It's up to you, but you need to understand the technology behind incubating, hatching and brooding. And this is after you have decided which breed of chook and where to source the fertile eggs.
You can make a simple incubator out of a Styrofoam container and there's plenty of help on Dr Google to show you how, you can go a little up market and buy something more substantial or if you're going into the big time, you can expect to pay more than $1000. Whatever, an incubator needs heat and humidity.
The eggs are porous allowing Oxygen to enter and Carbon Dioxide to exit so the incubator needs to have ventilation bringing fresh air to circulate, then the little fetuses can breathe. The next feature is that the eggs need to be rotated. In nature, mother hen is constantly fussing about moving the eggs so the yolk doesn't stick to one side of the shell. You'll have to find a way to do this manually or source some egg trays on-line with egg turning function that will do this for you.
Incubating, temperature, humidity and hatching.
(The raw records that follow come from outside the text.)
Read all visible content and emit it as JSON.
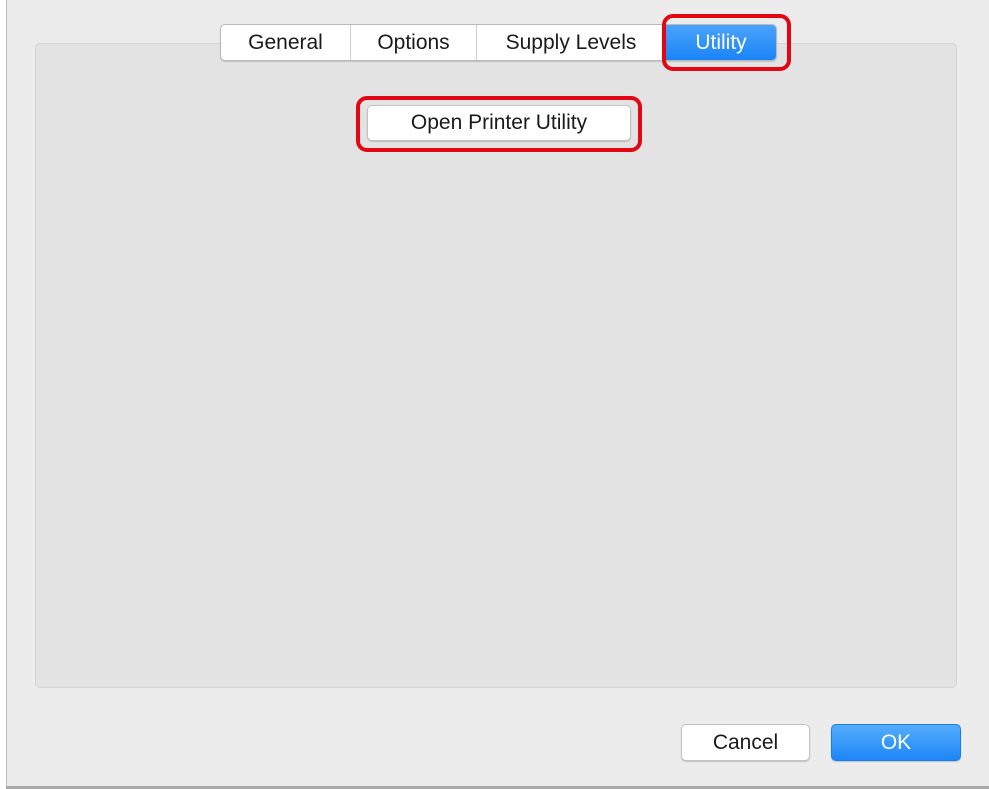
{
  "tabs": [
    {
      "label": "General",
      "selected": false
    },
    {
      "label": "Options",
      "selected": false
    },
    {
      "label": "Supply Levels",
      "selected": false
    },
    {
      "label": "Utility",
      "selected": true
    }
  ],
  "utility_panel": {
    "open_printer_utility_label": "Open Printer Utility"
  },
  "footer": {
    "cancel_label": "Cancel",
    "ok_label": "OK"
  },
  "colors": {
    "accent": "#1a84f6",
    "highlight_outline": "#e30613",
    "window_background": "#ececec",
    "panel_background": "#e3e3e3"
  }
}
The incubator needs to have an initial temperature of 37.5 degrees Celsius and a humidity between 45-55%. Put the eggs round side up and just remember if you're manually turning the eggs, they need to be done about 5 times a day. You could candle the eggs at day three and ten but more about that later. Note; humidity can be controlled simply with a bowl of water and a sponge.
On day 19, put your incubator in lock down by turning off any egg turning activity, and if you can, increase the humidity to 60-65%. Note; get a bigger bowl and a bigger sponge. Quickly take out any egg trays you have, replace the floor with a towel or any other non-slip material and avoid opening or disturbing the incubator as its important to keep the conditions stable. Now just wait for day 21.
Hatching the babies but a word of warning, don't count the chickens before they hatch
We all know what happens next, The babies start taking to each other Tweet, Tweet, then they fight to get out (pipping) one by one they emerge as tiny bundles of fluff. We've read all this stuff before, but before we go any further, I want to explain the reality of home incubating versus buying POL (point of lay) pullets.
Let's assume you have an homemade incubator or at the very best a small one purchased through a produce store or on-line, and you've acquired 12 fertile eggs. Chances are, given the very best circumstances, maybe just a handful will hatch, lets say 9 out of 12, and I think that's generous. So you've now consumed some extra electricity for a 21 day period for 9 babies.
Now you have to brood them or "let them grow bigger", for this you need a separate facility, a box of some sort with a heater/lamp going all day and night. You have to make sure they have water and you'll have to buy baby food. If they don't do damage to themselves with the water container, chances are they'll fill it with poo very quickly meaning someone has to refresh the water on a regular basis (unless you buy one of our very own baby chicken waterer) See Here Expect an attrition rate of one or two, so now you're down to seven. There's bedding to change every day, and at some time they'll get too big for the box so you'll need to buy a bigger box. So now, we have expense for watering container, feeding container, Starter Food, and electricity running a heater/lamp 24 hours a day.
Gradually after about 4 or 5 weeks depending on the season they'll be ready to move into an outdoor setting. But, but, if you're going to introduce those small chickens into your flock, you'll need to isolate them for a further 12 week or so in full vision of your older ladies. And then the real truth emerges, out of the seven chickens you've carefully nurtured, its possible three of them are males.
The horrible truth is that for maybe 12 weeks or more, you've been feeding Cockerels instead of Pullets and its cost you electricity in the incubation period, electricity in the hatching/growing period, food in the growing period, all for a possible four babies
So my point here is whilst is so interesting to see the eggs hatch and so interesting to hold the babies in you hand. The truth is you can buy a handful of 12 to 16 week pullets, of various breeds vaccinated and wormed for a fraction of the cost of all the three week incubating and subsequent period hatching and socialising with the rest of the flock. Have I made my point?